At Givet we came across the first evidence of a shattered fortress. Here on the cliff top more than 150 feet above the river I should say—­­­perhaps 200 feet, the ridge was crowned with the stone wall and turreted bastions of a type of fortification no longer erected I imagine. Fine to look upon but of little use against modern guns. This battlement showed pregnant gaps where the German guns, from the hills across the river had battered it. At its foot, and between the roadway and the river, a long stone building of three stories—fully 250 yards long—which had been the caserne of a considerable French fort, was riddled with shell fire. Not a window remained—the walls had holes in them a coach and four could have gone through—the floors had often collapsed, and a great part of the roof was piled up in the mounds of debris that choked the basement.
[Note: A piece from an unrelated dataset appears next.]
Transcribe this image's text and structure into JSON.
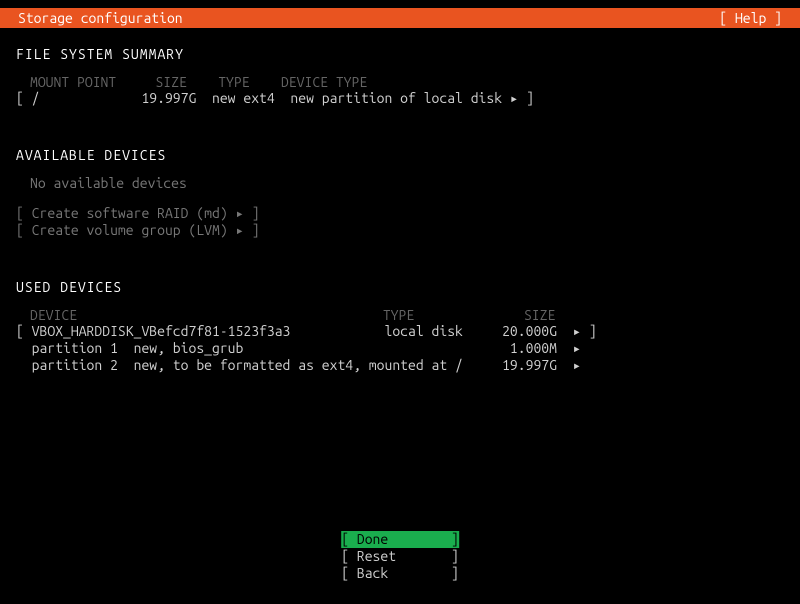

Givet itself had not suffered so greatly—although we could not see much of it as our car sped through. It was necessary to hasten, as by this much longer route it would take us all our time to reach Cologne in time for the night train to Berlin.

Soon after leaving Givet we crossed the frontier into Belgium—the former customs notice at the barrier ‘À la Douane’ still held out its arm across the road—but we had no customs search to pass, for today there is no Belgium!


St. Patrick’s Day, Berlin, March 17, 1916

I write this beginning of what I feel is a last chapter on Patrick’s Day in Berlin this year of war 1916. Last year on Patrick’s Day I was also in Berlin, ill in bed, in the house of the Baroness von Nordenflycht.

Even then, hope had gone from me—for I realized then, already, that those I trusted here were little to be trusted and that their only interest in me lay in exploiting me, and the Irish cause in their own supposed interests.

Since then a hundred proofs have accumulated—and yesterday the climax came, and as now but little is left I begin, today, a hurried record of things that must be stated in order that some day the truth may be known.

In three weeks I shall probably be at sea in the maddest and most ill planned enterprise that the history of Irish revolutionary efforts offers. But it is not of my choosing, of my planning, or undertaken with my approval. I go because honour calls me to go—and because to stop it now (even if I could stop it) would involve others and perhaps bring greater grief. Moreover by going with the tiny band (12 men probably) that is to sail on 8 April I may save them—and perhaps Ireland too from a dreadful fate. To stay here, in safety, while those others go would do no good to Ireland—and would leave me a prey to eternal regret.

Thus while I strongly disapprove what is being attempted, and so wretchedly attempted with a foregone assurance of failure, I must lend it my countenance and accompany the forlorn hope.

And now to make a little daylight for the hereafter.

I will confine myself today to dealing with events only since the beginning of this year, trusting to the few days of quiet I hope still to get at Riederau am Ammersee to put down earlier happenings, since I stopped keeping a regular diary at the beginning of February last year.

I stopped that Diary when it became clear that I was being played with, fooled and used by a most selfish and unscrupulous government for its own petty interests. I did not wish to record the misery I felt or to say the things my heart prompted. But today it is my head compels me to this unwelcome task.

At the beginning of this year I was staying out at Zossen, the most wretched of men.

The small band of Irish soldiers who had volunteered in May last were there (see the list attached) in uniform, but still kept practically as prisoners of war, and Lt. Monteith in command of them. I had gone out to Zossen on 4th December 1915, to be near him and the men, to encourage and cheer them in their bitter disappointment—and always in the hope that our long-urged journey to the East, to get into action, might be sanctioned. The General Staff here had promised me repeatedly, in December 1915, that the ‘Brigade’ should be sent East.